A year after John Henry was sold for $1,100, he was resold for $2,200. The buyer, Harold Snowden Jr. of Fairfield Farm at Lexington, Ky., quickly found out how mean John Henry could be. John would bite and kick and sometimes stick his feet into the feed tub and knock it off the stall wall. Snowden arranged for John Henry to be sold to a Mrs. Akiko McVarish for $7,500. but Mrs. McVarish's vet took one look at the horse and decided he could never stand training, so Snowden took John Henry back and got him ready for the races.

Enter now two ladies from Louisiana—Mrs. Colleen Madera of New Orleans and her racing-stable partner, Mrs. Dortha Lingo of Baton Rouge. Snowden sold John Henry to them for $10,000. Now gelded, John Henry began his racing career at Jefferson Downs in Kenner, La. and won at first asking in a four-furlong race, picking up a check for $1,200. After losing his next three starts, he caught a sloppy track at Evangeline Downs and won again. Then, in his last race of 1977, in the. slop at Evangeline, he won the $86,450 Lafayette Futurity.

This made the Louisiana ladies very happy. John Henry, however, was not happy. Not happy at all. In the spring of 1978 he lost his first six starts. The horse was now so mean that a volleyball was put into his stall in hopes that he would kick it, not the barn walls. Placed in claiming races for $20,000 to $25,000, he had no takers. This made the Louisiana ladies very unhappy, so they asked Snowden to sell John Henry once again.

Enter Sam Rubin, who paid $25,000 for the gelding. "Back in the middle '60s I owned some horses," Rubin says, "but they were bums. Dot and I decided maybe we ought to get back into racing and buy a horse. I thought I might have a decent kind of claiming horse or maybe an allowance horse. But you never know. I was hoping allowance."

On a May afternoon at Aqueduct in 1978, John Henry ran for the first time for Dotsam Stable and won, lighting the tote board up at $26.60 for each $2 bet. And Sam Rubin rarely bets only $2. While that Aqueduct race had been on dirt, Rubin noticed that the same day's feature race was the Fort Marcy Handicap on turf. That got him thinking. Ten days later John Henry ran on grass for the first time and won a claiming race by 14 lengths at Belmont Park. Luckily for the Rubins, nobody put in a claim slip for the $35,000 price.

Since that first turf race, John Henry has run on the grass 29 times and turned most of those races into lawn parties, winning 16, including a dozen stakes. The San Luis Obispo victory drove John Henry's grass winnings to $1,056,682, surpassing Fort Marcy's U.S. turf record by $9. The little horse who went through eight owners and was rejected by countless others in claiming races may not care much for people, but racetrack fans have come to love him a lot.

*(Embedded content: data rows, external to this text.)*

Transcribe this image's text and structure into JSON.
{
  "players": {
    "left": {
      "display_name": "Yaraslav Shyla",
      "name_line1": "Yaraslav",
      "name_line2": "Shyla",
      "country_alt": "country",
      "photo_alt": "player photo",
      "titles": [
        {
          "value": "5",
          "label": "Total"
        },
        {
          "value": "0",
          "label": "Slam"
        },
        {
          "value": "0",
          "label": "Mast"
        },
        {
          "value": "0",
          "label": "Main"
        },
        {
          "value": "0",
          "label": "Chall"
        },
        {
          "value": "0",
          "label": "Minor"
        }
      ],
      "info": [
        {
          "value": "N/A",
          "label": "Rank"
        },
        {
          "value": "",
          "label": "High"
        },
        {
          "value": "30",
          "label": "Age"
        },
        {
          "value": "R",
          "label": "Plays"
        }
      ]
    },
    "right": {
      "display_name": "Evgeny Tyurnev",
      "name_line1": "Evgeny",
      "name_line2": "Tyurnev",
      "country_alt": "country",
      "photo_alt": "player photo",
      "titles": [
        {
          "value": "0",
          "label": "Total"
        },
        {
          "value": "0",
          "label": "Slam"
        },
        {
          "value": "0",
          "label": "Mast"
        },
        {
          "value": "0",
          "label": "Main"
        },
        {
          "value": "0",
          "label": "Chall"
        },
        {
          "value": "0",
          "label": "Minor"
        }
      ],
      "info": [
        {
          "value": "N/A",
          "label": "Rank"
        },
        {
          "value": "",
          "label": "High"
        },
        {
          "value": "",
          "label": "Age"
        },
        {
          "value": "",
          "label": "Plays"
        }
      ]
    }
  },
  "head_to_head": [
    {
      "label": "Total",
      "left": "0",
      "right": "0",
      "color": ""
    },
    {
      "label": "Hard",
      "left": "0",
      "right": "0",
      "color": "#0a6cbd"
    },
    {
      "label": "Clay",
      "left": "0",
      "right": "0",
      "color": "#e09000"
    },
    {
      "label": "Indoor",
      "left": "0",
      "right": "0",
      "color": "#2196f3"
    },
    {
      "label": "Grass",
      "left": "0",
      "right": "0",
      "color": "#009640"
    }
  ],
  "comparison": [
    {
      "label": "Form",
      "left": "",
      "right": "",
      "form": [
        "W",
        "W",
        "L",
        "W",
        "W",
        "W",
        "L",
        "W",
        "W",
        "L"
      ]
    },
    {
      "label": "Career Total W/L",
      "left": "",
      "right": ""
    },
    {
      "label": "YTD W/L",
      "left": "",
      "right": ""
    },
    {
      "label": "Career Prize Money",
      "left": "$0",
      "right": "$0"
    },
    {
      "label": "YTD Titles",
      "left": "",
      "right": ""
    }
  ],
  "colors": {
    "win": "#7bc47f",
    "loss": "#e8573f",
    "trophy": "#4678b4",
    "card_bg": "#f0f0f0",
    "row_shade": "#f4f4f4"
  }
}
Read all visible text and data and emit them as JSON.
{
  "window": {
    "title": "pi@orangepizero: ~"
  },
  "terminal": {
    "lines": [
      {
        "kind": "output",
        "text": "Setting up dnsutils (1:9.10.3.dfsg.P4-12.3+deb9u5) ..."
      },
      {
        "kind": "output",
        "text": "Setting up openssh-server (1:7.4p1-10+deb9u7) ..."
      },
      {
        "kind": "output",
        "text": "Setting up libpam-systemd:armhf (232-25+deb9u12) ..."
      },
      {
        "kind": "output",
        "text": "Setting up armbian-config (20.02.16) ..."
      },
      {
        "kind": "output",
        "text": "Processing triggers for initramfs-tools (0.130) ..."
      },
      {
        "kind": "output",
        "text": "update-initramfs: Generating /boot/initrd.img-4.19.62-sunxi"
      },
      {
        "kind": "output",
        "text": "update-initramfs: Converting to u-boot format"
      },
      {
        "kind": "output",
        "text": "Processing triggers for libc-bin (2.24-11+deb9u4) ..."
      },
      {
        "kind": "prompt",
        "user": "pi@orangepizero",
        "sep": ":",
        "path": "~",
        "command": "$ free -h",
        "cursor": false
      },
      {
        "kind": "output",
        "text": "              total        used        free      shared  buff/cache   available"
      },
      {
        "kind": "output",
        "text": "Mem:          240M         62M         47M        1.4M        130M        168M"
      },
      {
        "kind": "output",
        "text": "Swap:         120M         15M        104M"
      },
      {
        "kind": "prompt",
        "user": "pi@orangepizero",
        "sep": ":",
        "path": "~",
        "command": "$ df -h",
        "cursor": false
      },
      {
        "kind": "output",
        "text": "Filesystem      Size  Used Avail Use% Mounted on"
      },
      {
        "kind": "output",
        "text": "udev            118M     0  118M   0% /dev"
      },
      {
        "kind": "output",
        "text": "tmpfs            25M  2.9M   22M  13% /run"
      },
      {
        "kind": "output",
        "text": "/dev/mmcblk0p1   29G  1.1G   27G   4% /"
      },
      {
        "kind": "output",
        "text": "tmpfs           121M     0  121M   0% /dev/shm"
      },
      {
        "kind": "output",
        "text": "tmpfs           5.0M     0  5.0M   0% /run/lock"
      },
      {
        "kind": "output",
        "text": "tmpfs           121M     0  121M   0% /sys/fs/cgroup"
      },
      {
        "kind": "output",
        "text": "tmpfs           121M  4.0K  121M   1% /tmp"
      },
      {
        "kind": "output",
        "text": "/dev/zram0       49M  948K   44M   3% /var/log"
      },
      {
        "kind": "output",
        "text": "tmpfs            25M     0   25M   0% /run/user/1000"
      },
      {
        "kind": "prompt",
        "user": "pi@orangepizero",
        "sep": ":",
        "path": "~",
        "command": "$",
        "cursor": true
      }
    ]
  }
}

In the San Luis Obispo, John Henry led the field of six from wire to wire and won by 1½ lengths.


The track's binoculars man helped Rubin put things in focus.